What will it take to get California winemakers to concentrate on producing balanced wines with lover alcohol, higher acidity and just a tad less extraction? In other words, wines of substance that have at least the chance to reflect their place of origin and give drinkers an opportunity to have more than two glasses with a meal without getting drunk.
This was the substance of a conversation I had with a client the other day after they called to inform me that they in fact use Enologix on occasion, the company I discussed in a post from last week.
I was struck when my partner in the conversation, a man who has been at the business of making and selling wines longer than most told me that he had concluded that "the trend to bigger, riper, sweeter (as in rounder) early-drinking wines is an irreversible change."
For someone who likes his wines more balanced this is a depressing thought. Yet, while depressed, I was not so put down as to be incapable of asking the right question as I sat and ponder the the content of our conversation. While it is interesting to consider how and why California winemakers got from making balanced, interesting, complex moderately alcoholic wines to big, bold, sweet, alcoholic, low acidity wines, the real question for someone like me to consider is:
Can anything reverse the trend?
Ask nearly anyone connected to the wine business this question and the response will almost always be the same: Convince winemakers that they don’t need to make wine for the critics that are promoting these over the top wines.
So it was with great pleasure I picked up the September issue of Wine Enthusiast Magazine and read their survey and critique of West Coast Syrahs. As you read through the huge number of reviews it is clear that the tasting panel as well as their West Coast editors and reporters have made a conscious effort to grade higher those wines that demonstrate balance while downgrading the wines that have too high alcohols and little structure.
This isn’t the first time the Wine enthusiast has quietly thrown down the gauntlet on the trend toward over-extracted, high alcohol, spineless wines. Last year their report on Pinot Noir also promoted a balanced style through their reviews.
On occasion I’ve made the argument that trend in winemaking are reversible. Witness the movement away from big over-oaked chardonnay that dominated the high end of the market in the late 1990s and early 00s. Today we see far more Chards with only a kiss of oak, rather than a slathering of oak. We are even seeing a trend toward "unoaked" white wines.
Those who argue that winemakers must follow their own instincts rather than the palates of critics in order to stop the trend toward Too-Big wines are correct. If this courageous attitude did take hold, you’d see a more balanced winemaking style come to the fore. Consumers, once they taste a well made Syrah or Cabernet will understand that they’ve been duped. They will understand that a wine can be rich, complex and balanced yet also able to age.

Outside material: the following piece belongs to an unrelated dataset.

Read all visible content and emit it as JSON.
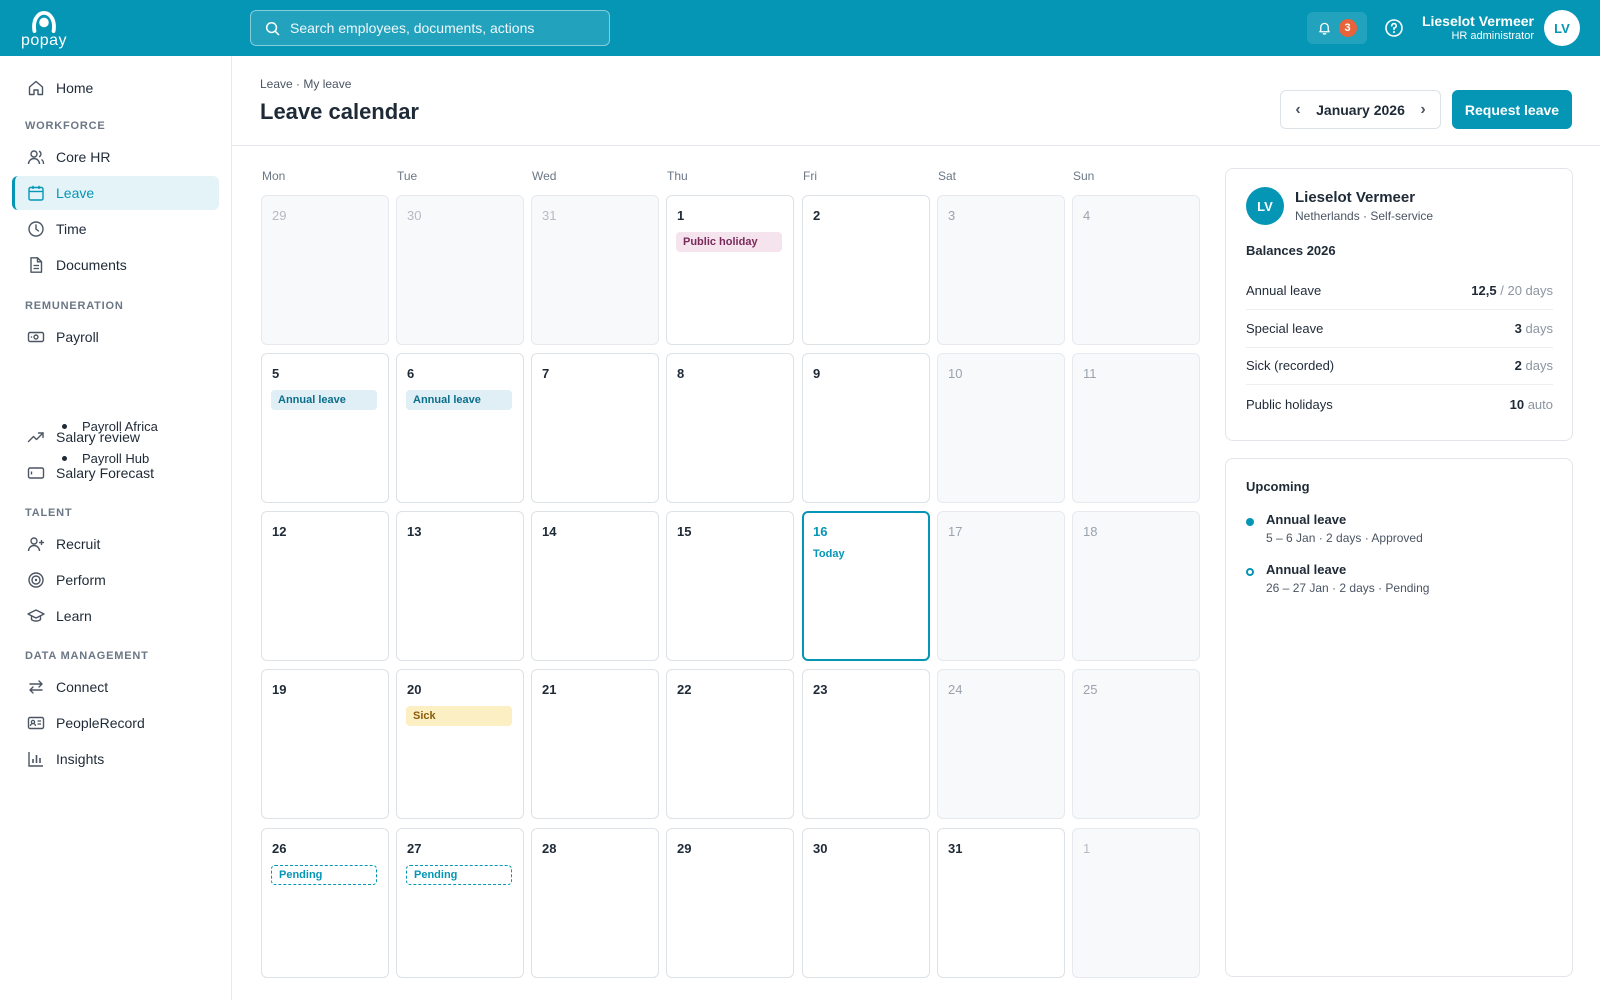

Some very good wine minds have argued that there is a significant force of consumers who were introduced to wine with soft Merlot and that many of these newer drinkers are the ones that graduated to more expensive wines that present that style of wine currently in vogue. They have questioned whether or not this segment of the market would adopt a style of wine that showcases more backbone, less extracted fruit, the slightest hint of herbal notes and slightly thinner viscosity that comes with lower alcohol. This is an important factor. If winemakers choose to eschew the bigger style of wine for a more balanced style they still need to sell it.

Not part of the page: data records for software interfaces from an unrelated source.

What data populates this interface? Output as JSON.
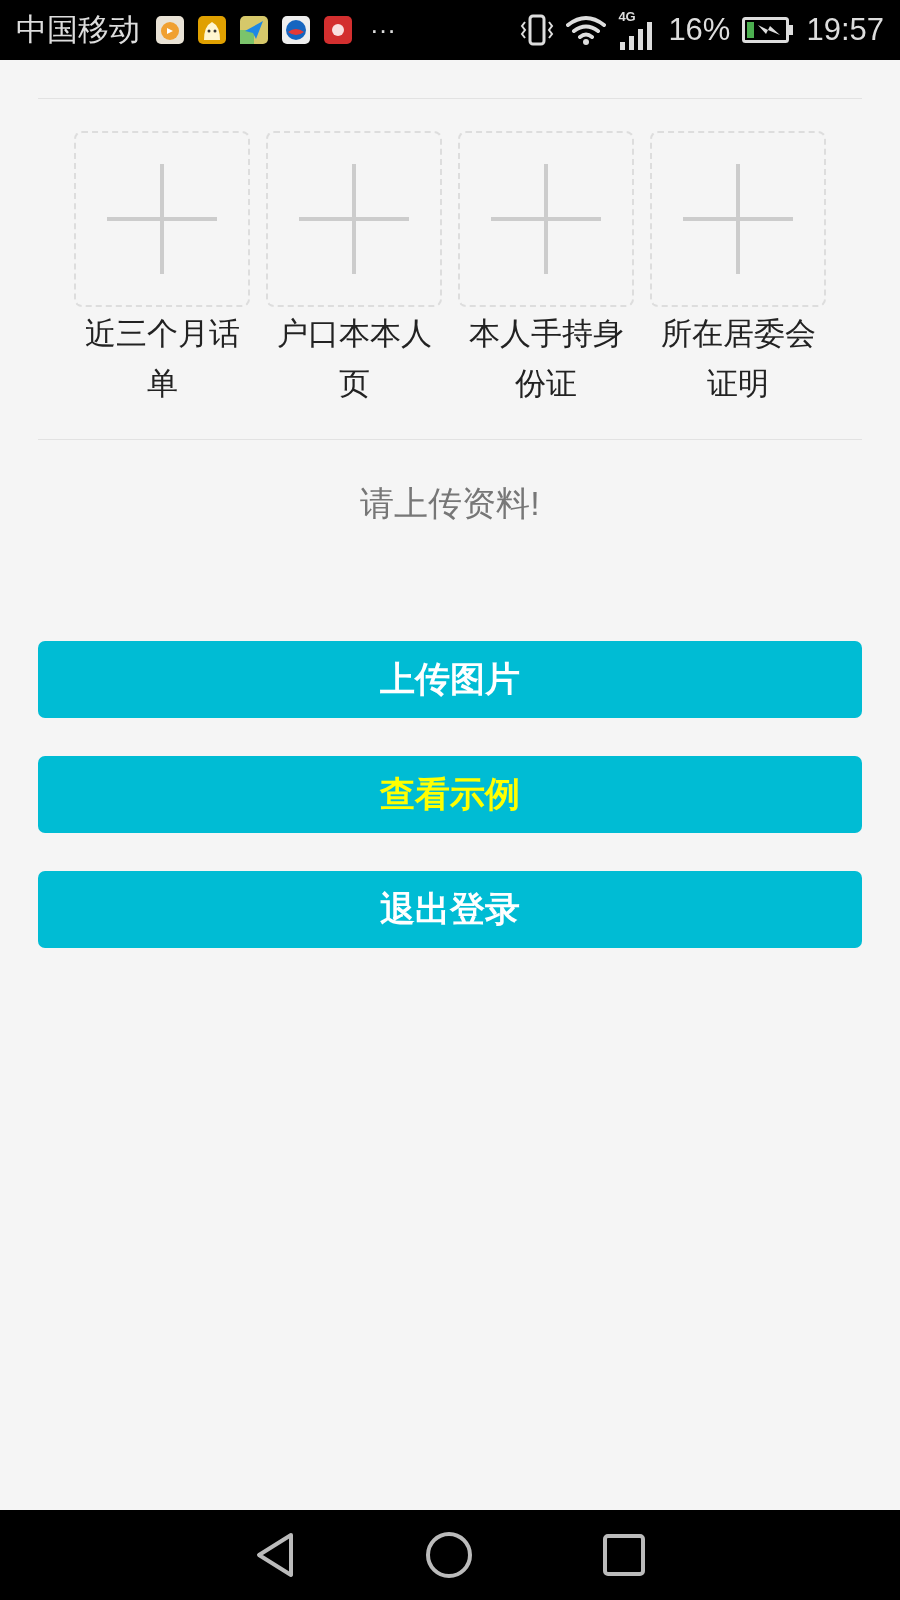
{
  "status_bar": {
    "carrier": "中国移动",
    "more": "···",
    "network": "4G",
    "battery_percent": "16%",
    "time": "19:57"
  },
  "uploads": [
    {
      "label": "近三个月话单"
    },
    {
      "label": "户口本本人页"
    },
    {
      "label": "本人手持身份证"
    },
    {
      "label": "所在居委会证明"
    }
  ],
  "message": "请上传资料!",
  "buttons": [
    {
      "label": "上传图片",
      "kind": "plain"
    },
    {
      "label": "查看示例",
      "kind": "highlight"
    },
    {
      "label": "退出登录",
      "kind": "plain"
    }
  ]
}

My hope is that the Wine Enthusiast, as well as other critics will understand what these winemakers are doing and praise them the way they have praised the BIG wine.